In December 2008, European Regulation (EC) No 1272/2008 on Classification, Labelling and Packaging of Substances and Mixtures (CLP Regulation) was introduced in the EU to align previous EU legislation on classification, labelling and packaging of chemicals with the UN’s Globally Harmonised System of Classification and Labelling of Chemicals (GHS). The objective of this regulation is to establish a global system for communication in the workplace addressing classification of chemicals, labelling, and SDS (Safety Data Sheets). The CLP Regulation is being implemented in stages; all substances will be in line with legislation by the 1 December 2010 and all mixtures will be completed by 1 June 2015 but can be implemented earlier.
To align our cylinder labels (‘banana’ labels) to GHS you will see the following modifications:
- Red diamonds around the hazard pictograms
- The GHS Signal Word will appear
- The risk and safety phrases will be replaced by hazard and precautionary statements.
New GHS label:
See Related Links for our EIGA Labelling Table for new pictograms/Signal Words/Hazard & Precautionary statements and EIGA guide.
Safety Data Sheets (SDS)
To align our Safety Data Sheets to GHS you will see the below alterations to new revisions of our SDS:
- Product uses and PPE will be specified on the Safety Data Sheet
- The new SDS provides key information on a substance or mixture
- Identified uses and relevant exposure scenarios will be outlined
- An eSDS is an extension to include the addition of risk management measures and exposure scenarios contained in an annex to the SDS.
The latest GHS revisions can be found on our Safety Data Sheets page.
There is an additional European Regulation that was brought into force on the 1st June 2007, this regulation covers all substances (chemicals) that are manufactured or imported into Europe – each legal entity must register. Registration requires data on the effects of substances on humans and the environment and the compilation of a comprehensive dossier, if the substance in question is not registered then it is illegal for it to be used and marketed. There are some exemptions to the regulation:
- Naturally occurring substances (O2, N2, Argon, H2, CO2, natural gas and LPG (propane))

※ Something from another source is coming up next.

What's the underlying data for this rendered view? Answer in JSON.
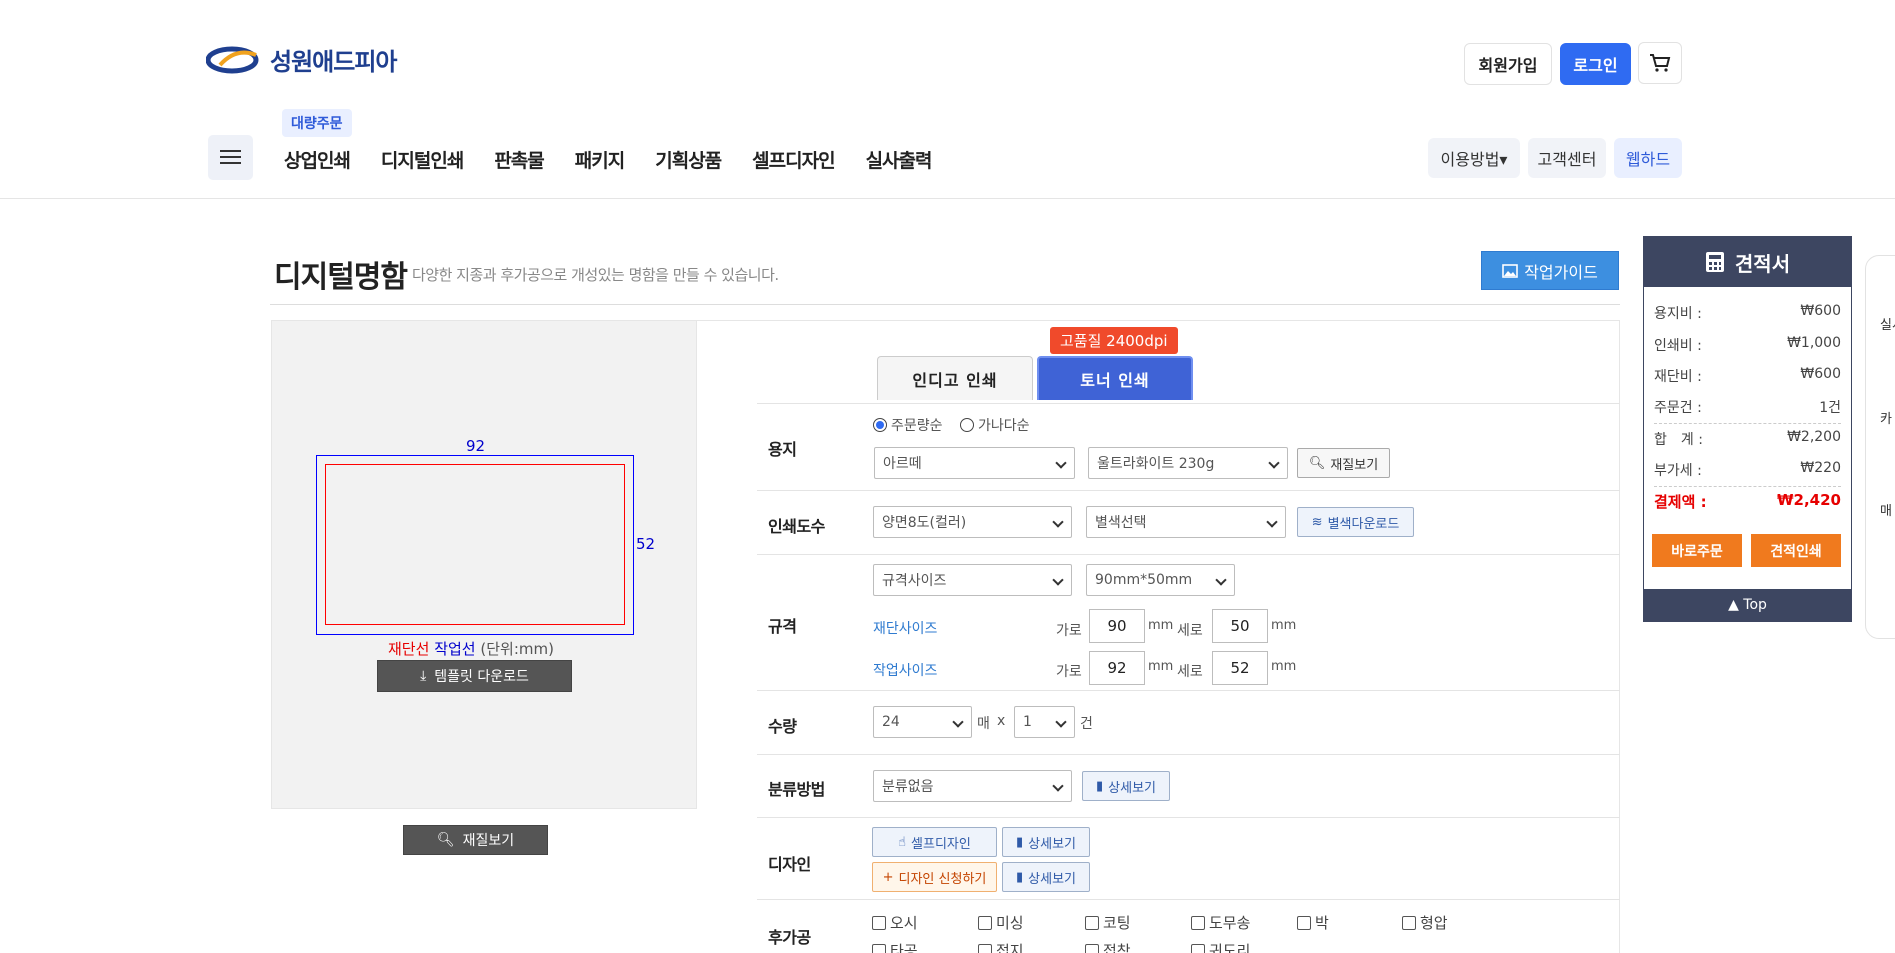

- Gases for medical or biocidal use are exempt.
BOC have pre-registered a number of substances, approximately 80+.
For further information please access About REACH.